TASK DIRECTIONS: When the string "value" is part of a line in the data below, report the whole line.

EXCERPTED RECORDS:
-------

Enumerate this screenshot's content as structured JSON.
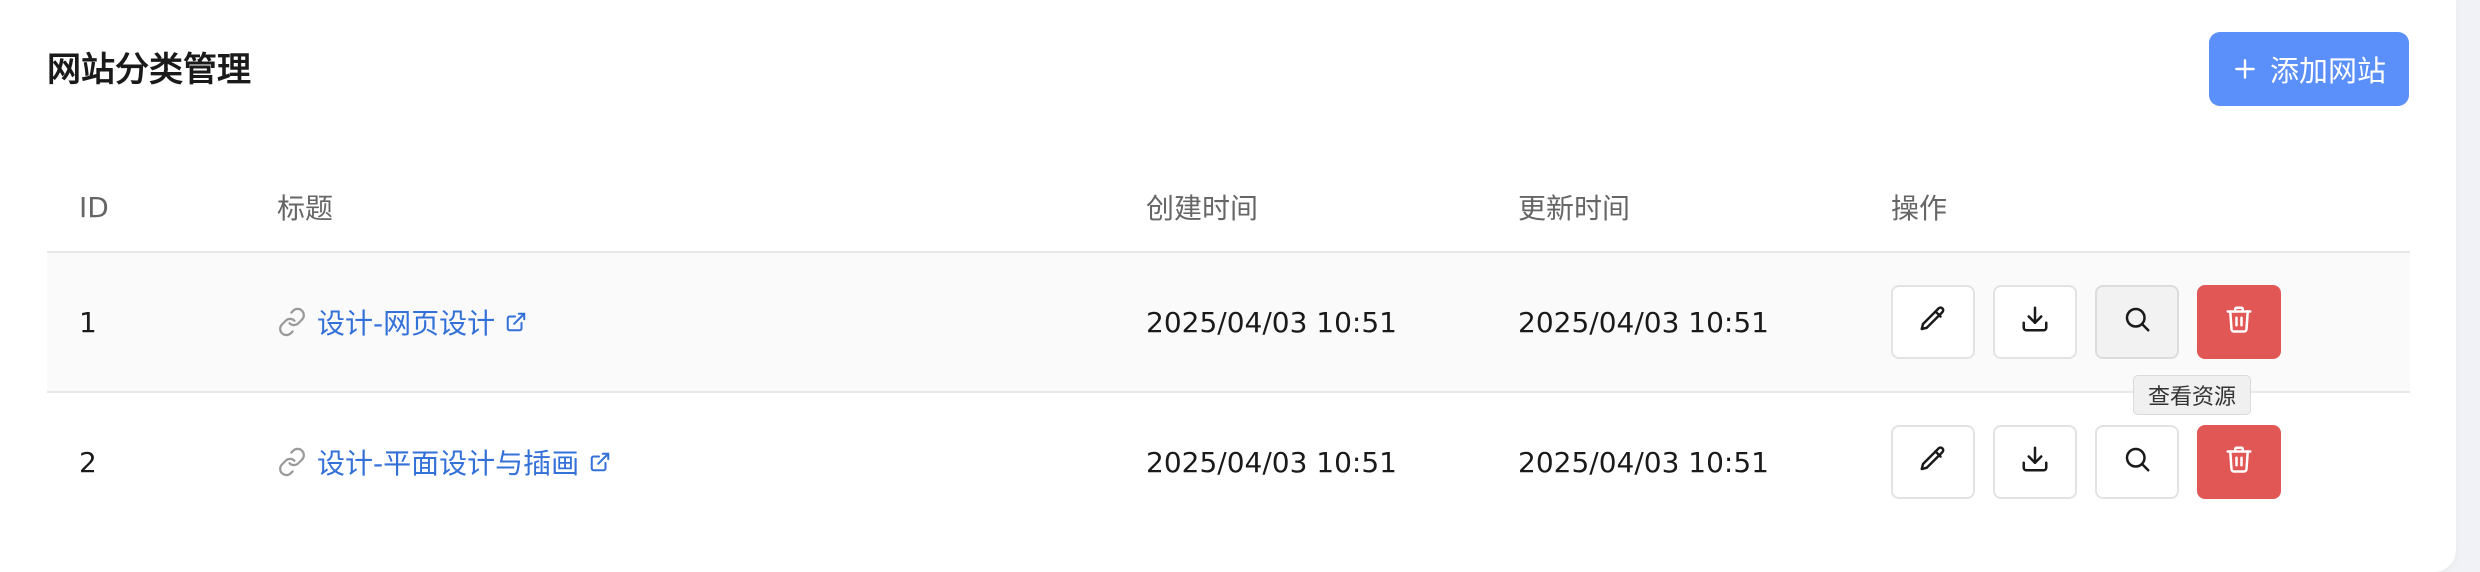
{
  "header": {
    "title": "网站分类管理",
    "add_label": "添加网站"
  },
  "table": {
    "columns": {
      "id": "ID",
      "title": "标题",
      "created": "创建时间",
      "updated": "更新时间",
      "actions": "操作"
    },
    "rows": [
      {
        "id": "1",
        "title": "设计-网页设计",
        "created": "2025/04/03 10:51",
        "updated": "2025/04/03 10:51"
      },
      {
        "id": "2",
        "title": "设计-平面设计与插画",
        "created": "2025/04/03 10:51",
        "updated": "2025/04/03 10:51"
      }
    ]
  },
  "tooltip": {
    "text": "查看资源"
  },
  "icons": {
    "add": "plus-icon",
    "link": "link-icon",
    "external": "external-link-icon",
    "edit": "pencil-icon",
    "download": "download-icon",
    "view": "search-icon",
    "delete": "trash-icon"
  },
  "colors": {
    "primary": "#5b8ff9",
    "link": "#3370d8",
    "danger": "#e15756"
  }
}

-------

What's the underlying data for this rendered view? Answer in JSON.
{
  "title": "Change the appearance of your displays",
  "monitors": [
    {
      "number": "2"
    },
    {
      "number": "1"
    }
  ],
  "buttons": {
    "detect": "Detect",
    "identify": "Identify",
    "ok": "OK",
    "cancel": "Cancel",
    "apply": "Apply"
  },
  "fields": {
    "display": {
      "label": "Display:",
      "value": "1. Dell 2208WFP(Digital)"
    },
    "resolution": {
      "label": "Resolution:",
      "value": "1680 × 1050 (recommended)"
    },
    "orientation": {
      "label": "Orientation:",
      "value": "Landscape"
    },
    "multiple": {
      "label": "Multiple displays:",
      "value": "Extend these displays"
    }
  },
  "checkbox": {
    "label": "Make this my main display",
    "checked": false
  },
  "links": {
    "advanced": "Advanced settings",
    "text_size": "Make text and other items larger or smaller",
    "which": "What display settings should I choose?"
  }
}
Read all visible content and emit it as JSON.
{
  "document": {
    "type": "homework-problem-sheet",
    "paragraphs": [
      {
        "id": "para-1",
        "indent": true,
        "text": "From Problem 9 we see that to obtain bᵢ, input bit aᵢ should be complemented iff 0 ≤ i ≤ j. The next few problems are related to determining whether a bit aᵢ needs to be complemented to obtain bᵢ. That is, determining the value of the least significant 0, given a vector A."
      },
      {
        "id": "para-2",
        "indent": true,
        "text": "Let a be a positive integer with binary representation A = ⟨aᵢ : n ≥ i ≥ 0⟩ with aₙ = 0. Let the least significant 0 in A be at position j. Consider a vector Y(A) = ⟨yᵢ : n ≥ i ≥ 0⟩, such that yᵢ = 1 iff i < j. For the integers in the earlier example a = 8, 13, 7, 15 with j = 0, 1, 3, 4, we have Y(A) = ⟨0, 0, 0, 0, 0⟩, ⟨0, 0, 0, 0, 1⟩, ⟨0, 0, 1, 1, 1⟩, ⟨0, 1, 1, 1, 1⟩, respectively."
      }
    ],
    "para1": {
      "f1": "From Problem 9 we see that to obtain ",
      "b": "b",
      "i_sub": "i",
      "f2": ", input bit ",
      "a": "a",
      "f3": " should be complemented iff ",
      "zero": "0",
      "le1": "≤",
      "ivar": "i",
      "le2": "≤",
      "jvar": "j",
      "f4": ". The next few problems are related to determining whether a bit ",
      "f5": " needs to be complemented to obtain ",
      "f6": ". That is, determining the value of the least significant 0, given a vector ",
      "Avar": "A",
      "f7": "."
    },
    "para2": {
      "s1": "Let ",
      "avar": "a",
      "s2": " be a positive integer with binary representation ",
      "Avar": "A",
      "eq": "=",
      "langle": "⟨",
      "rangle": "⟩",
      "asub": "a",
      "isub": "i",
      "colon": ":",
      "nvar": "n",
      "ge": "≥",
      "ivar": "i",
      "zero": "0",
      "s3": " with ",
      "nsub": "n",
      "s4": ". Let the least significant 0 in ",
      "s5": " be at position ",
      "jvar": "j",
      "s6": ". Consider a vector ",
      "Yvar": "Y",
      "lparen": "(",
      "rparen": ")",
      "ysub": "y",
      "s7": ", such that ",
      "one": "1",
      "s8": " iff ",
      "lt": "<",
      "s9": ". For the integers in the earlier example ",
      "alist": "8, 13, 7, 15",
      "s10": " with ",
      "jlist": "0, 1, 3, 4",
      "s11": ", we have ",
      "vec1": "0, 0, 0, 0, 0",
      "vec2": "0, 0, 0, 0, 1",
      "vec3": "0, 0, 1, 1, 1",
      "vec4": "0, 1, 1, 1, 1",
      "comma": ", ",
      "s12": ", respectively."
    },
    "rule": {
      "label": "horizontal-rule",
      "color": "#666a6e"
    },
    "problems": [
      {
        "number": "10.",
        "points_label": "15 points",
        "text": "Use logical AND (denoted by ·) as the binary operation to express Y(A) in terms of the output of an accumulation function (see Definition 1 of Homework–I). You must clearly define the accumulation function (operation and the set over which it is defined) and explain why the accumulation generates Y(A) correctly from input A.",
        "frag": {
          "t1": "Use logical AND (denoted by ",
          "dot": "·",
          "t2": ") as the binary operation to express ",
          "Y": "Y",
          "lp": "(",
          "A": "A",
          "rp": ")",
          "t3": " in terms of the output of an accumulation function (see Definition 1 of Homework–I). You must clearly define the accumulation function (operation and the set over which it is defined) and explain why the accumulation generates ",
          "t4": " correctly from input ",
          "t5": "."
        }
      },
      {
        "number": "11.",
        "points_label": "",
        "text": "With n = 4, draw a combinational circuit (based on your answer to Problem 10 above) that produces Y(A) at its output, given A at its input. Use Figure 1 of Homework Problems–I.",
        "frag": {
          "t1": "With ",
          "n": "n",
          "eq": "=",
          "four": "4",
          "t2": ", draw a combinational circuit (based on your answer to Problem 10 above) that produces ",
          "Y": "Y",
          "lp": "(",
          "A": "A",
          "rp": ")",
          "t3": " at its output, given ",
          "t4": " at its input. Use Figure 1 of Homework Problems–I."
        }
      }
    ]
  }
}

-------

YOUR RESPONSE:
      "value": "1. Dell 2208WFP(Digital)"
      "value": "1680 × 1050 (recommended)"
      "value": "Landscape"
      "value": "Extend these displays"
        "text": "From Problem 9 we see that to obtain bᵢ, input bit aᵢ should be complemented iff 0 ≤ i ≤ j. The next few problems are related to determining whether a bit aᵢ needs to be complemented to obtain bᵢ. That is, determining the value of the least significant 0, given a vector A."
      "f6": ". That is, determining the value of the least significant 0, given a vector ",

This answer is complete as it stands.